Besides fear, other factors that can cause a bird to bite are stress, hormones or even boredom. However, it is not a parrot’s natural tendency to bite hard, unless it is feeling really frightened. In fact, a bird may nip at first, then nip harder, and then finally bite as a last resort because the owner did not realize that the bird was troubled or being forced to do something scary or undesirable.
As with yelling, an owner may also unintentionally reward a bird for biting. For example, my husband decided to keep the oldest of a clutch of kakarikis, a New Zealand parakeet, for a pet last summer. These birds are highly energetic, fearless and very curious. This young male, appropriately named Rascal, would often sit on my husband’s shoulder as they babbled to each other. However, after a while, my husband would get caught up with something on TV, and Rascal soon discovered that if he chewed on his hair, particularly his beard, he would get attention. When chewing on his hair did not work, Rascal found that pulling the hair harder and biting his ears, would get him lots of attention.
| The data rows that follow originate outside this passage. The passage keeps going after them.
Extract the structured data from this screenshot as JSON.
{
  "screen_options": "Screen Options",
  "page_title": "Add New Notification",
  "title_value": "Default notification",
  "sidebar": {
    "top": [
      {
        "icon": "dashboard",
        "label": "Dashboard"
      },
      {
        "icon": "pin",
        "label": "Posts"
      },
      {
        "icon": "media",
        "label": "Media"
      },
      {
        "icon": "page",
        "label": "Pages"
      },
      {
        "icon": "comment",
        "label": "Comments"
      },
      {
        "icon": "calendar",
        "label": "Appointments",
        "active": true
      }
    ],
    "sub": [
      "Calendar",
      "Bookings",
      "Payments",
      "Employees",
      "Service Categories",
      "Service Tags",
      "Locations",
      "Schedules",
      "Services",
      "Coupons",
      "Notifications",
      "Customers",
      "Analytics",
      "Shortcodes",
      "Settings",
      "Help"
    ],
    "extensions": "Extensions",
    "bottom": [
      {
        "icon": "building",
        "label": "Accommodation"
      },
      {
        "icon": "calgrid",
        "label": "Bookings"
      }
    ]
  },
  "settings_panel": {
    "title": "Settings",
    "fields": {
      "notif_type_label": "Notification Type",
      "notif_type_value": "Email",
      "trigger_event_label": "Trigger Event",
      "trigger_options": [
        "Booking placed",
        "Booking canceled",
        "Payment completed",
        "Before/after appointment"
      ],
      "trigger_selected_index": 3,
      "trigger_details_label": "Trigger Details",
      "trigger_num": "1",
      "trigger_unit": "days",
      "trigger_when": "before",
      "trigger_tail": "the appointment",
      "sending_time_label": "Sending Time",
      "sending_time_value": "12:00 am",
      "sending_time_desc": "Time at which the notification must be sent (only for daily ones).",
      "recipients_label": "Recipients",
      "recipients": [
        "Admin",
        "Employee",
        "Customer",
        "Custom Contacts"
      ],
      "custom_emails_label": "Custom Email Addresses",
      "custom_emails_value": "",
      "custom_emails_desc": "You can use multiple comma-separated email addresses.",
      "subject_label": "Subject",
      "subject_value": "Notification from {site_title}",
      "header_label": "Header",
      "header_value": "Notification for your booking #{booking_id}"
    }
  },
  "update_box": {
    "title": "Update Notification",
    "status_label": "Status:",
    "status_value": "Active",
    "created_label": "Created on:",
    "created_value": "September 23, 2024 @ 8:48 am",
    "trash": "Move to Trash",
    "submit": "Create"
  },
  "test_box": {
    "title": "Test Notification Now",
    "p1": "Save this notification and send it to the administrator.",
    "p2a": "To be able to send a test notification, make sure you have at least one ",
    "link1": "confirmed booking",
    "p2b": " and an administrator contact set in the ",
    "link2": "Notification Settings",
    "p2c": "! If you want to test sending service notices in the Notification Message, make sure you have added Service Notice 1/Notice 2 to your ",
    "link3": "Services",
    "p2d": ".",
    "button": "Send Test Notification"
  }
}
My husband inadvertently taught Rascal to become a biter.
Stress is another trigger for biting in pet birds. New situations, people, noises and so on can stress them. Health issues or a lack of sleep can also stress birds, which need around 11 hours of uninterrupted sleep a night.
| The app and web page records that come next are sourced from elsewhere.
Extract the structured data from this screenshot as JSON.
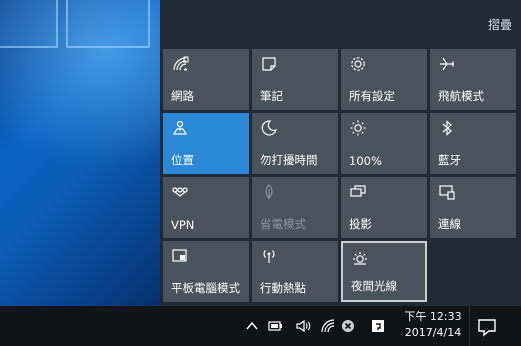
{
  "action_center": {
    "collapse_label": "摺疊",
    "tiles": [
      {
        "label": "網路",
        "icon": "network-wifi-icon",
        "state": "normal"
      },
      {
        "label": "筆記",
        "icon": "note-icon",
        "state": "normal"
      },
      {
        "label": "所有設定",
        "icon": "gear-icon",
        "state": "normal"
      },
      {
        "label": "飛航模式",
        "icon": "airplane-icon",
        "state": "normal"
      },
      {
        "label": "位置",
        "icon": "location-icon",
        "state": "active"
      },
      {
        "label": "勿打擾時間",
        "icon": "moon-icon",
        "state": "normal"
      },
      {
        "label": "100%",
        "icon": "brightness-icon",
        "state": "normal"
      },
      {
        "label": "藍牙",
        "icon": "bluetooth-icon",
        "state": "normal"
      },
      {
        "label": "VPN",
        "icon": "vpn-icon",
        "state": "normal"
      },
      {
        "label": "省電模式",
        "icon": "battery-saver-icon",
        "state": "disabled"
      },
      {
        "label": "投影",
        "icon": "project-icon",
        "state": "normal"
      },
      {
        "label": "連線",
        "icon": "connect-icon",
        "state": "normal"
      },
      {
        "label": "平板電腦模式",
        "icon": "tablet-mode-icon",
        "state": "normal"
      },
      {
        "label": "行動熱點",
        "icon": "hotspot-icon",
        "state": "normal"
      },
      {
        "label": "夜間光線",
        "icon": "night-light-icon",
        "state": "focused"
      }
    ]
  },
  "taskbar": {
    "clock": {
      "time": "下午 12:33",
      "date": "2017/4/14"
    },
    "tray_icons": [
      "chevron-up-icon",
      "battery-icon",
      "volume-icon",
      "wifi-icon",
      "error-badge-icon",
      "input-method-icon"
    ]
  },
  "colors": {
    "panel_bg": "#1f2a35",
    "tile_bg": "#4a535c",
    "accent": "#2b88d8",
    "taskbar_bg": "#101418"
  }
}
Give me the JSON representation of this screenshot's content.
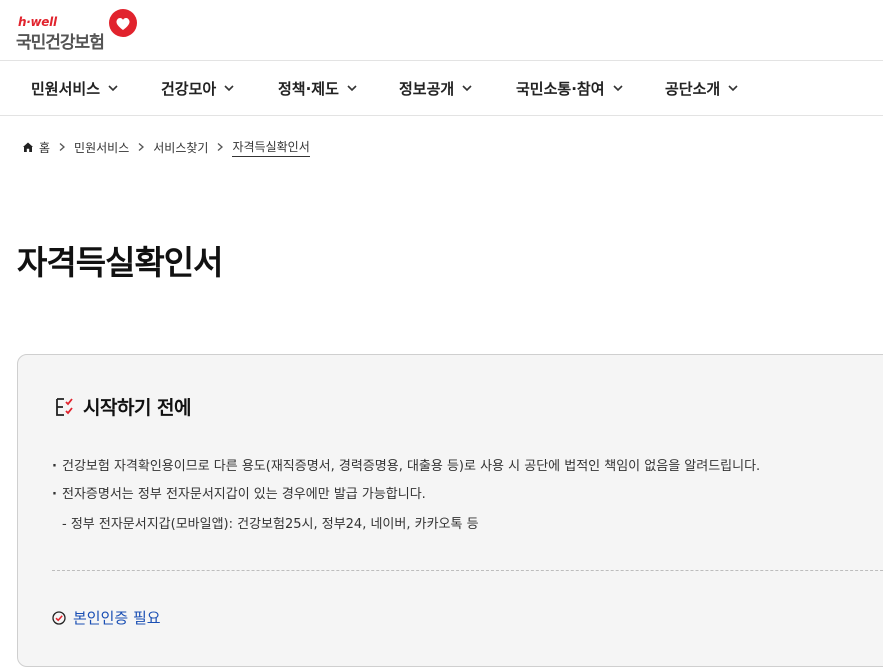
{
  "logo": {
    "brand_en": "h·well",
    "brand_ko": "국민건강보험"
  },
  "gnb": {
    "items": [
      {
        "label": "민원서비스"
      },
      {
        "label": "건강모아"
      },
      {
        "label": "정책·제도"
      },
      {
        "label": "정보공개"
      },
      {
        "label": "국민소통·참여"
      },
      {
        "label": "공단소개"
      }
    ]
  },
  "breadcrumb": {
    "items": [
      "홈",
      "민원서비스",
      "서비스찾기",
      "자격득실확인서"
    ]
  },
  "page": {
    "title": "자격득실확인서"
  },
  "notice": {
    "heading": "시작하기 전에",
    "items": [
      "건강보험 자격확인용이므로 다른 용도(재직증명서, 경력증명용, 대출용 등)로 사용 시 공단에 법적인 책임이 없음을 알려드립니다.",
      "전자증명서는 정부 전자문서지갑이 있는 경우에만 발급 가능합니다."
    ],
    "sub_item": "- 정부 전자문서지갑(모바일앱): 건강보험25시, 정부24, 네이버, 카카오톡 등",
    "auth_required": "본인인증 필요"
  },
  "colors": {
    "brand_red": "#e1232d",
    "link_blue": "#1a4fb4",
    "box_bg": "#f5f5f5"
  },
  "icons": [
    "heart-logo-icon",
    "chevron-down-icon",
    "home-icon",
    "chevron-right-icon",
    "checklist-icon",
    "check-circle-icon"
  ]
}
Parrots can also become stressed when their owners are upset, angry or stressed, so it is important to avoid being around the pet when feeling this way. If a bird is stressed and trying to bite, try to figure out what is disturbing the bird, and if possible remove the cause of the stress. Birds can adapt, but they do need time.
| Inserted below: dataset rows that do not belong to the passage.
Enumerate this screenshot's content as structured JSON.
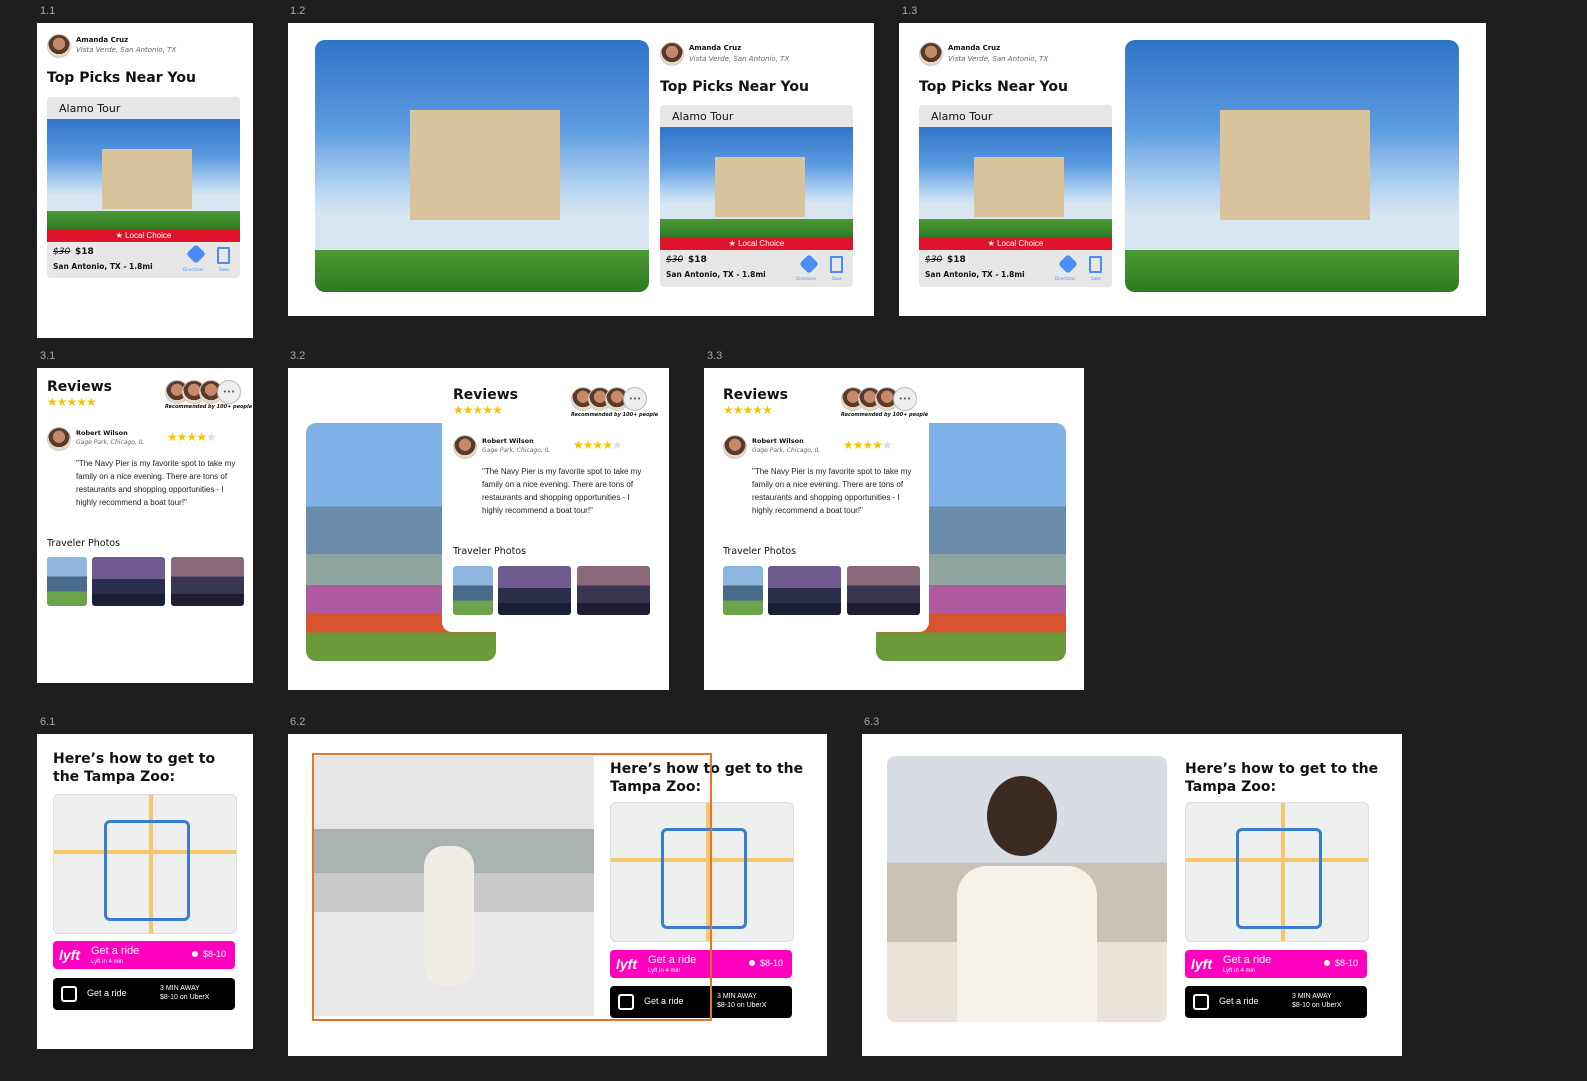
{
  "frame_labels": {
    "f11": "1.1",
    "f12": "1.2",
    "f13": "1.3",
    "f31": "3.1",
    "f32": "3.2",
    "f33": "3.3",
    "f61": "6.1",
    "f62": "6.2",
    "f63": "6.3"
  },
  "user": {
    "name": "Amanda Cruz",
    "location": "Vista Verde, San Antonio, TX"
  },
  "picks": {
    "heading": "Top Picks Near You",
    "card_title": "Alamo Tour",
    "badge": "★ Local Choice",
    "old_price": "$30",
    "price": "$18",
    "place": "San Antonio, TX - 1.8mi",
    "directions_label": "Directions",
    "save_label": "Save"
  },
  "reviews": {
    "heading": "Reviews",
    "rating_stars": "★★★★★",
    "recommended": "Recommended by 100+ people",
    "more": "•••",
    "reviewer_name": "Robert Wilson",
    "reviewer_location": "Gage Park, Chicago, IL",
    "reviewer_stars": "★★★★",
    "reviewer_empty_star": "★",
    "quote": "\"The Navy Pier is my favorite spot to take my family on a nice evening. There are tons of restaurants and shopping opportunities - I highly recommend a boat tour!\"",
    "photos_heading": "Traveler Photos"
  },
  "rides": {
    "heading": "Here’s how to get to the Tampa Zoo:",
    "lyft_logo": "lyft",
    "lyft_cta": "Get a ride",
    "lyft_sub": "Lyft in 4 min",
    "lyft_price": "$8-10",
    "uber_cta": "Get a ride",
    "uber_eta": "3 MIN AWAY",
    "uber_price": "$8-10 on UberX"
  },
  "colors": {
    "canvas": "#1e1e1e",
    "badge_red": "#e0132d",
    "lyft_pink": "#ff00bf",
    "star_yellow": "#f5c400",
    "icon_blue": "#4a8df6",
    "selection": "#e8732a"
  }
}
Parrots can become territorial around their cage or even with their owner, leading them to bite. They sometimes learn that if they bite, they can stay where they are. Young birds will sometimes test their boundaries on occasion by first chewing lightly on the finger and then biting harder to a point where the owner reacts, inadvertently rewarding the bird with more attention. If a bird reaches for a finger with its bill to steady itself or to climb up on a hand, that is fine. But if the bird is starting to nibble on the finger, stop the behavior before it escalates.
The only exception may be with African grey parrots, which seem to like to mouth their owners’ fingers. However, if it gets to a point where any pressure is being used, stop it immediately by putting the bird down on the floor or somewhere other than on its cage, and ignore it for a moment. Saying “no” in a firm but not loud voice can be effective, as well. Do this every time, and the bird will stop nibbling or biting.
Owners also need to be on the look out for when a bird hits sexual maturity or becomes excitable. The easiest way to spot if a bird is hormonal, excitable or agitated is to look at the bird’s eyes and feathers. The bird’s pupils get very small—called pinning—making the iris look huge, and the feathers in front of the head and other areas will rise or fan out. It almost appears as if the bird is possessed. Forcing the parrot to come out during this time will only go badly for both the bird and its owner, so it is best to just leave the pet alone.
Super-smart parrots can get bored easily, so owners need to be aware of what their bird is doing and to give attention when needed. One of the best ways to do this and help avoid bad behaviors such as yelling and biting is by training the bird. All pet parrots should know the step-up command, just like a puppy should be able to sit when asked. To do this, use positive reinforcement training by offering treats and lots of praise, especially at the beginning, and train a few times a day for only a few minutes. Owners can teach the bird other tricks as well, and training is literally only limited by our imaginations when working with such an amazing and intelligent animal.
Robyn Bright has a master’s degree in parrot biology and more than 35 years of pet retailing experience.